Like many others who blog about homelessness, I use the Internet to monitor the news media for stories and articles about homelessness. I also read what other bloggers have to say about homelessness. One of those sites is the "End Homelessness" blog on the Change.org website.
Yesterday, the blog’s chief author and administrator, Shannon Moriarty, published a post titled: The Tragedy of Indifference.
The post outlined a story she’d read in The Detroit News – a story which, as she wrote:
"Every now and again when I’m scouring the web, I’ll come across something that stops me in my tracks. Something that makes me sick to my stomach – literally. Something that bothers me so deeply I think about it for days."
After reading her post I, too, felt sick to my stomach. The sadness I felt was so overwhelming I wanted to power down my computer, crawl into bed, pull the covers over my head and pray for the oblivion of sleep. Instead, I found myself sitting and staring at nothing in particular.
Finally, when I was able to regain my composure, I began going through my list of RSS news feeds. One of them was from the KABC-TV website. And once again, I began to feel a sinking in the pit of my stomach.
The video report, Homeless man beat on tape, no one helps, told of a homeless man in Washington D.C. who had been assaulted. The entire incident had been caught on tape by a surveillance camera.
As I watched the report, I could see the homeless man being punched and knocked to the ground. I then saw him get up, only to be assaulted and knocked down again. When he fell the second time, however, his head struck the rear bumper of a minivan – and he did not get back up.

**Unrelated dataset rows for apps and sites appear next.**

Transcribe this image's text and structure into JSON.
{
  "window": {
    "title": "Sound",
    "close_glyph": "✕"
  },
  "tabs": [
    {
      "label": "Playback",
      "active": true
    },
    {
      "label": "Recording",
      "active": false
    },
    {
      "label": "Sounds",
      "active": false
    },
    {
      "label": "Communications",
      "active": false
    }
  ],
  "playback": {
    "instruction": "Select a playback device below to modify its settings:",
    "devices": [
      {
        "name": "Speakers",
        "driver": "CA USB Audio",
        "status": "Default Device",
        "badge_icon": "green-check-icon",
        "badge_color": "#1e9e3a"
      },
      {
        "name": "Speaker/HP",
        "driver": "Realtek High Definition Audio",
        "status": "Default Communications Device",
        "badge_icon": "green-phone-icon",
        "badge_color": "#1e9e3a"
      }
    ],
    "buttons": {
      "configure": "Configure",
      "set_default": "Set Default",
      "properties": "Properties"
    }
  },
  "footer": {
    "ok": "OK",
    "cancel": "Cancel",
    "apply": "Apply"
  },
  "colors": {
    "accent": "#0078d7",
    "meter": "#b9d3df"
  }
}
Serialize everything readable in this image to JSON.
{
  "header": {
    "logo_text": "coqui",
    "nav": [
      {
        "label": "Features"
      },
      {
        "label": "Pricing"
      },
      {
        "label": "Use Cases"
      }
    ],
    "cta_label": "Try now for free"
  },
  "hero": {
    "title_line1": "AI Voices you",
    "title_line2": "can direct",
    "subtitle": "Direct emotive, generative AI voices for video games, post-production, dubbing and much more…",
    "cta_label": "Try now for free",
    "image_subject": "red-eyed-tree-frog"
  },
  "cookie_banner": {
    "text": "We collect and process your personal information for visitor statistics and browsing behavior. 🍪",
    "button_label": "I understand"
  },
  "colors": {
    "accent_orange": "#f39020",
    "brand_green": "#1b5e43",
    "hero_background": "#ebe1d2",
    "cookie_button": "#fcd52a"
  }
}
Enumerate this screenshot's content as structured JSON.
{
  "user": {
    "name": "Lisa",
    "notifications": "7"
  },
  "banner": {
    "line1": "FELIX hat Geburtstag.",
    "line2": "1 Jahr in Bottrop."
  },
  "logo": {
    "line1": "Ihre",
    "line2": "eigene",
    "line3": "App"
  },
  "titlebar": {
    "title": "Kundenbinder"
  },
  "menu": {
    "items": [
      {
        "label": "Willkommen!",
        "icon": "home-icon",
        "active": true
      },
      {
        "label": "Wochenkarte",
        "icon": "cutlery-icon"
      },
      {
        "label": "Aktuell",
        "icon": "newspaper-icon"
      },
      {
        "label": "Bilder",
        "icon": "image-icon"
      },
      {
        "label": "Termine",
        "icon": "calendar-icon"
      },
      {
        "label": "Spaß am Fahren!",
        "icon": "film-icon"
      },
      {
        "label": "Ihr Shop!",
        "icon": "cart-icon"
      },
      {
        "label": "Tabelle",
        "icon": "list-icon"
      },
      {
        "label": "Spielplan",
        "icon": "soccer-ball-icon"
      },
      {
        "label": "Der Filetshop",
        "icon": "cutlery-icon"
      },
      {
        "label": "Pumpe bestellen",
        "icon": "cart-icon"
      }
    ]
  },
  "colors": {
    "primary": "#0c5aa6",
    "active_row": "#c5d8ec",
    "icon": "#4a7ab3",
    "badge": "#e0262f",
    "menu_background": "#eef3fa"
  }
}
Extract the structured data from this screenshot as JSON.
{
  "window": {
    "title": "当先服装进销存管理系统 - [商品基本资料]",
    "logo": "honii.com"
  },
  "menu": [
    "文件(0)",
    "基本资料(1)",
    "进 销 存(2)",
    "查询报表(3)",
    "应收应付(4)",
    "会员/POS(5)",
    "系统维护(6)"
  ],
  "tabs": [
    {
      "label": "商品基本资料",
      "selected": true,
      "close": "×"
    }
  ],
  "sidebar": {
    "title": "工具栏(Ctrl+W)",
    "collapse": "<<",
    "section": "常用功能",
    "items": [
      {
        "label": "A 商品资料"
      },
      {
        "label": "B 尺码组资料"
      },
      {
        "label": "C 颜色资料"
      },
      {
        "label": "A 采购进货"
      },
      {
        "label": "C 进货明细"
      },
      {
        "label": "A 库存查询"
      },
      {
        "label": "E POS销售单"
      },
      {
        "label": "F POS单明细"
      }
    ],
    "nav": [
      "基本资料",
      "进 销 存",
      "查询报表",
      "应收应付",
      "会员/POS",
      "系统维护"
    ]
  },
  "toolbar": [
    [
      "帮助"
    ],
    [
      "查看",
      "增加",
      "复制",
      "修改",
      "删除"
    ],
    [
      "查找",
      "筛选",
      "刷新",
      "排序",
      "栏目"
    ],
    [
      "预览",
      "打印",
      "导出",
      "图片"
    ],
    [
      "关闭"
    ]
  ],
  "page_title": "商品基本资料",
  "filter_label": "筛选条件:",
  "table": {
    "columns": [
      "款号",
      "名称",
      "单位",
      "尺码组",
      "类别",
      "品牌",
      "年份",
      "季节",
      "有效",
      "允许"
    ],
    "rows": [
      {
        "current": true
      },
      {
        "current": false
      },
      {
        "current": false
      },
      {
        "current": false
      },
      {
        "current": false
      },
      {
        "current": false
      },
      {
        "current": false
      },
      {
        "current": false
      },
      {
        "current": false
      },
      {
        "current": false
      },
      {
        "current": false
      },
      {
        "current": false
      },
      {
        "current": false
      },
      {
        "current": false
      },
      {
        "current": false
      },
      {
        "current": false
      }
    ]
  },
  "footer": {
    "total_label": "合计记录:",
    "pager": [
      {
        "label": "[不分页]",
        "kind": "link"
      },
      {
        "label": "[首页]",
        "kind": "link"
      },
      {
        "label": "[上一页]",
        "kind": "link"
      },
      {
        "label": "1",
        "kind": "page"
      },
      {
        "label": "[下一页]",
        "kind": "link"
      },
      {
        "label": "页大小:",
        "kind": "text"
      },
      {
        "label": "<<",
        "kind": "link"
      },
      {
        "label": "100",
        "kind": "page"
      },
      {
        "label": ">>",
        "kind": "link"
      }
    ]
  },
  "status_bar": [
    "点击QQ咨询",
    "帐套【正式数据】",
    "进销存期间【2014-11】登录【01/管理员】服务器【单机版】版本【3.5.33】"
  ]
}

There was something else which was quite noticeable in the video. It was, as Shannon had so aptly termed it: The Tragedy of Indifference.
Passersby ignored him. There were folks near a building, just standing and looking. Some people walking actually just stepped over him as they went their way. But no one did anything to help. It was nineteen minutes before someone placed a call to 911.
Straightaway, words Shannon had written in her post came flooding back into my mind:
"See, I know this is a story about the tragic fate of one man in Detroit. But I think it’s more than that. It’s an analogy for the mindset of so many people when it comes to homelessness. They are indifferent. They couldn’t be bothered by somebody else’s misery, somebody else’s pain."
With the exception of her mention of Detroit, her words could have just as easily been applied to what had happened to that homeless man in Washington D.C. and the indifference of those who had witnessed the incident.
The question I find myself asking is: what is it which causes us to be indifferent to the homeless?
As a nation, we talk about the need to protect everyone’s human rights. We make allusions for the need of equality. We even go so far as to advocate for the humane treatment of animals. Yet, when it comes to our nation’s homeless, we seem to find it so easy to dismiss them as less deserving than the rest of us.
What seems so paradoxical to me is that we expect the homeless to simply pick themselves up by their bootstraps and become productive members of society. However, we have placed societal roadblocks in their paths. We’ve done this by attaching stigmas and stereotypes to the condition. This, in turn, gives us an excuse to disregard them; gives us a means to justify ignoring their plight.
I’ll be the first to agree that the homeless need to put forth an effort to make their lives better. But we, as a society, must also be willing to offer them genuine assistance. We cannot simply stand indifferently on the sidelines with our hands in our pockets.
Finding effective means to remedy homelessness in our nation is both a simple and complex task: simple because compassion is a human trait; complex because prejudice and indifference are also human traits.
I hope and pray for a time when we begin to view our nation’s homeless as people who deserve our compassion because, to quote J.K. Rowling,
"Indifference and neglect often do much more damage than outright dislike."